It doesn’t make sense for Sluggerrr to be tripping all over himself. The Phanatic and Orbit, they’re big and fat. It’s just funny when you walk back and forth. It’s just funny to watch.
When you’re an athletic mascot, it’s a lot harder because when you walk it’s not quite as funny and there’s not the natural movement of the costume that you can play off. When you see Sluggerrr, you have to work harder to entertain and perform and be funny. You have to walk that line of trying to be funny and being entertaining.
Do you think you’ve succeeded on both of those?
I hope so. Every single day when you put the costume on it’s hard to perform and keep that in the back of the mind that you’re there for the kids and adults. Sluggerrr is the bridge to the next generation of Royals fans.
They know they want to meet him, get a picture with him, they want a doll. If you have a crush on Sluggerrr when you’re 2 or 3 years old, you’re gonna transition into a Royals fan and then you’re gonna come out to Royals games and buy tickets and T-shirts.
Sluggerrr is at the age now where we have people that are like, “Oh, I remember getting pictures of you when I was a kid. Here’s my kid now.” That’s one of the benefits of having continuity with your mascot instead of being a team that changes the costume every few years. Once you have that equity built up in the character you have that connection with your fans.
How does being a mascot take you places that normal people wouldn’t go?
Being a mascot cuts through all these social barriers that are there as a human. You’re still human, but helping celebrate weddings, visiting sick kids in hospitals, seeing people’s eyes light up when Sluggerrr comes in the room. Just making that connection with people.
There’s so many events that we’ve done. Every event that you do, you make people happy. I have the best job in the world when it comes to that. Whatever ethnicity or race you are, being a mascot, you can cut through all of those barriers and just entertain. That’s something that with Mexico they were worried about the language barrier. But I can read people’s body language and go off of that.

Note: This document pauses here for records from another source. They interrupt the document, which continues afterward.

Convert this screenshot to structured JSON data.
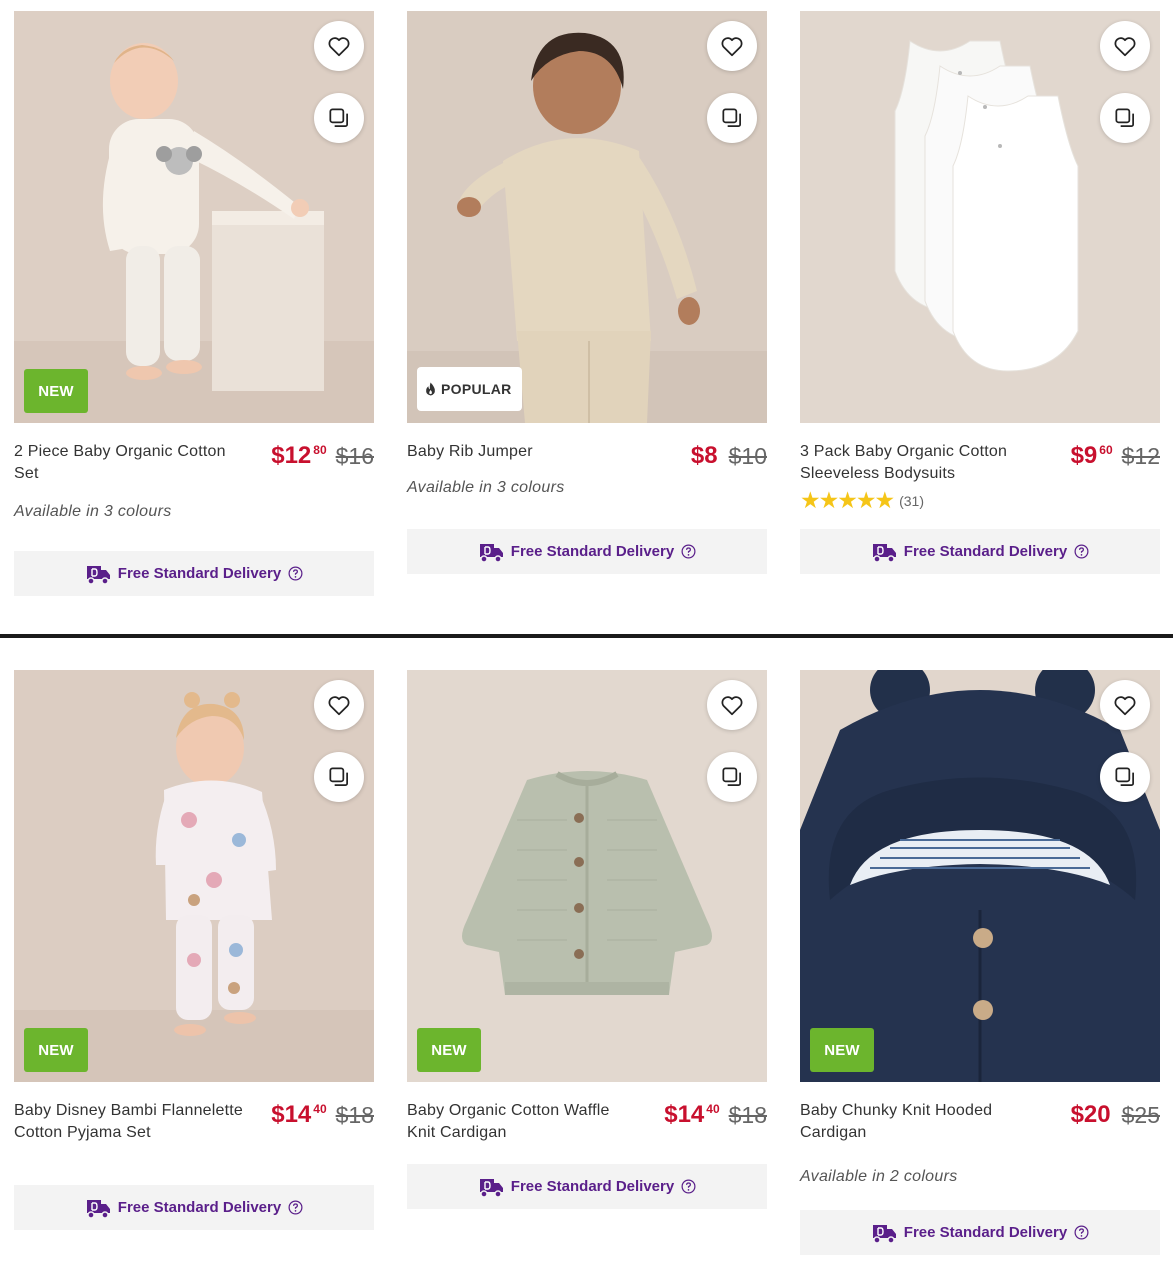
{
  "delivery_label": "Free Standard Delivery",
  "products": [
    {
      "title": "2 Piece Baby Organic Cotton Set",
      "price_dollars": "$12",
      "price_cents": "80",
      "was_price": "$16",
      "badge": "NEW",
      "availability": "Available in 3 colours"
    },
    {
      "title": "Baby Rib Jumper",
      "price_dollars": "$8",
      "price_cents": "",
      "was_price": "$10",
      "badge": "POPULAR",
      "availability": "Available in 3 colours"
    },
    {
      "title": "3 Pack Baby Organic Cotton Sleeveless Bodysuits",
      "price_dollars": "$9",
      "price_cents": "60",
      "was_price": "$12",
      "badge": "",
      "rating_stars": 5,
      "rating_count": "(31)"
    },
    {
      "title": "Baby Disney Bambi Flannelette Cotton Pyjama Set",
      "price_dollars": "$14",
      "price_cents": "40",
      "was_price": "$18",
      "badge": "NEW"
    },
    {
      "title": "Baby Organic Cotton Waffle Knit Cardigan",
      "price_dollars": "$14",
      "price_cents": "40",
      "was_price": "$18",
      "badge": "NEW"
    },
    {
      "title": "Baby Chunky Knit Hooded Cardigan",
      "price_dollars": "$20",
      "price_cents": "",
      "was_price": "$25",
      "badge": "NEW",
      "availability": "Available in 2 colours"
    }
  ],
  "colors": {
    "price_red": "#c8102e",
    "badge_green": "#6cb52d",
    "delivery_purple": "#5a1f8a",
    "star_yellow": "#f5c518"
  },
  "icons": {
    "wishlist": "heart-icon",
    "compare": "compare-icon",
    "delivery": "truck-icon",
    "help": "help-circle-icon",
    "popular": "flame-icon"
  }
}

There’s all of a sudden no walls there.
Yeah, people’s walls come down.
At the same time, I’ve always been connected to them as Sluggerrr but I’ve never had a personal connection as myself. I’ve always enjoyed the anonymity of it. Even right now, I’m still kind of like, “Should l be talking about this?” But I’m also at the point where I’m comfortable with what I’ve done that it isn’t something I think would be a huge deal.
How do you prepare for games in the middle of summer where it’s really hot out?

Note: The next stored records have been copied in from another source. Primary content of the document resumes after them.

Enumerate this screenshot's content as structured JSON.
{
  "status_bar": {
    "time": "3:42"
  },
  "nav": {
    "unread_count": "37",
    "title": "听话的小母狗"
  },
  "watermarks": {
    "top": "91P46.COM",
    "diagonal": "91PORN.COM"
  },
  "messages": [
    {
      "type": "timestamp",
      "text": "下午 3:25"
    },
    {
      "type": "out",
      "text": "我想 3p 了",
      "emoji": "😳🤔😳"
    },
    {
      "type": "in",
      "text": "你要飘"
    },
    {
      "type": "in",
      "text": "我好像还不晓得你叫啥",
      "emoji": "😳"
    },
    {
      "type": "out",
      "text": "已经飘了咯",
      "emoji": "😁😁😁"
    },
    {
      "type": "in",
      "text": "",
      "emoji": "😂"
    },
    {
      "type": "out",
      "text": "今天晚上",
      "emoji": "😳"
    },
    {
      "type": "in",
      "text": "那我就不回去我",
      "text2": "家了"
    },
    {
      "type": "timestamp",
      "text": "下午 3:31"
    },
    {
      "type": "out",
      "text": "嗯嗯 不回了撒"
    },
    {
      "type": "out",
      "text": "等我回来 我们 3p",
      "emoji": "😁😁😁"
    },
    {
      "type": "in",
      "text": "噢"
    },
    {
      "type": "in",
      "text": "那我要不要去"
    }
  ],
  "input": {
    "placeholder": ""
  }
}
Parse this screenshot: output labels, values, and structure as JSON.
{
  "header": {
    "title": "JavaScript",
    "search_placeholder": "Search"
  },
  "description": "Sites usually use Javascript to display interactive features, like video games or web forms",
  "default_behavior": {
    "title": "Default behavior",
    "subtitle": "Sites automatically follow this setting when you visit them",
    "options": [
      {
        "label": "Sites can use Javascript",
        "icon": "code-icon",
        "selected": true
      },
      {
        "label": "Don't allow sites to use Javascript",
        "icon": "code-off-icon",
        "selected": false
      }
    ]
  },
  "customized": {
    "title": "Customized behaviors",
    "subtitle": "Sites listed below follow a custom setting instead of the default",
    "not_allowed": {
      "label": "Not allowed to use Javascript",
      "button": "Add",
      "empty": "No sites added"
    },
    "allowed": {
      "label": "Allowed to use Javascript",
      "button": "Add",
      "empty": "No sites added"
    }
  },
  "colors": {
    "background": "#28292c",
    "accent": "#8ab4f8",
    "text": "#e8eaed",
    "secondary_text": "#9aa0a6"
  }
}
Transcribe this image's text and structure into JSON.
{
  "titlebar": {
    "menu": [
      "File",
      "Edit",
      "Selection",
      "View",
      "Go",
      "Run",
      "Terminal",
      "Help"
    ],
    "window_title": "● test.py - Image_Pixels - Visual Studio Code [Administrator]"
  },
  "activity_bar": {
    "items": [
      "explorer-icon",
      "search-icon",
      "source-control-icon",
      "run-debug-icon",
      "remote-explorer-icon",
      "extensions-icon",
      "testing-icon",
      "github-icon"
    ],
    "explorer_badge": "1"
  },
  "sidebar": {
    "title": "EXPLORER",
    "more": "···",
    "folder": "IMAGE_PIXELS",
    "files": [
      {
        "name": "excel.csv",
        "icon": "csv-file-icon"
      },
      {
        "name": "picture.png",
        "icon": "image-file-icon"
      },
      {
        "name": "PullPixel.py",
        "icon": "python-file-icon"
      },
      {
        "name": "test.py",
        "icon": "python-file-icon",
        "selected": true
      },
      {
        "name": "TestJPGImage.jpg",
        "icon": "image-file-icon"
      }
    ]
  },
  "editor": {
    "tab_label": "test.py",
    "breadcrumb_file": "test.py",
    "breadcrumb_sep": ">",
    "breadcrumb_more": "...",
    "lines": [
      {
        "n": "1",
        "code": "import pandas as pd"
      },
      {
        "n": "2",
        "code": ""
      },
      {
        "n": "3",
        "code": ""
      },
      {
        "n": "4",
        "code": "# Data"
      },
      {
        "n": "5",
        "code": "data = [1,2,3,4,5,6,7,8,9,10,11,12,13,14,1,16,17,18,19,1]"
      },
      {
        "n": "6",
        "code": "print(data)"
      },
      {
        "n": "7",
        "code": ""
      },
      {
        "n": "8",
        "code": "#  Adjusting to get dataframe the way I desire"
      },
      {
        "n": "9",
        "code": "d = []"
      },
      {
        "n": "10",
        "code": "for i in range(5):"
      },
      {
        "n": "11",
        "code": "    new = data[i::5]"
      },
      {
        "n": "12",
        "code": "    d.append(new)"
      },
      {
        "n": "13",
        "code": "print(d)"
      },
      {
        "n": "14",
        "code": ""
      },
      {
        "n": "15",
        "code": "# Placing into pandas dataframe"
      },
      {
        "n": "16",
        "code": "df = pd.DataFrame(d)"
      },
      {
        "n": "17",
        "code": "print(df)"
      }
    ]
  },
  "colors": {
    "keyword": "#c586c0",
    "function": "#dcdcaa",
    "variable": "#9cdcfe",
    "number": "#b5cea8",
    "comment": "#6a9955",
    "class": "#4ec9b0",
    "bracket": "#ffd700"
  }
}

You just have to listen to your body. You can get as much accomplished in 10 minutes of being high energy and funny as you can standing around for two hours. So have short impactful interactions when it’s that hot out. What drives me crazy is when you see mascots just standing there for like an hour.
People always ask me if there’s a fan in the costume. But I’ve never thought those were a good thing because it just blows hot, stinky air back in your face. It makes a noise, too, so it makes it even harder to use your sense of hearing to understand what’s going on around you.
Was this something that when you got to college, where you performed as Michigan State’s Sparty, you knew you wanted to pursue? Or was it that there was an opening and you decided to go for it?
I saw Sparty on the field and I was like, ‘Man, that’s a way to get closer.’ I took a chance. I’d never been a mascot before.
I just volunteered for any and everything I could to learn how to do it. Have you ever had one of those moments where you just know what you want to do? Everything just seemed right to me. I didn’t want anything else. This is what I wanted to do.
I knew it could take you places that you don’t think you would ever go.
As I’ve become older, it’s become more about the art of being a mascot and running a good program and doing good things in the community.
People see it as just put a costume on and be wild and crazy. That’s kind of part of it but there’s also a huge part of where you’re this brand for an organization, the Royals, Major League Baseball. You have to be a good steward of that brand.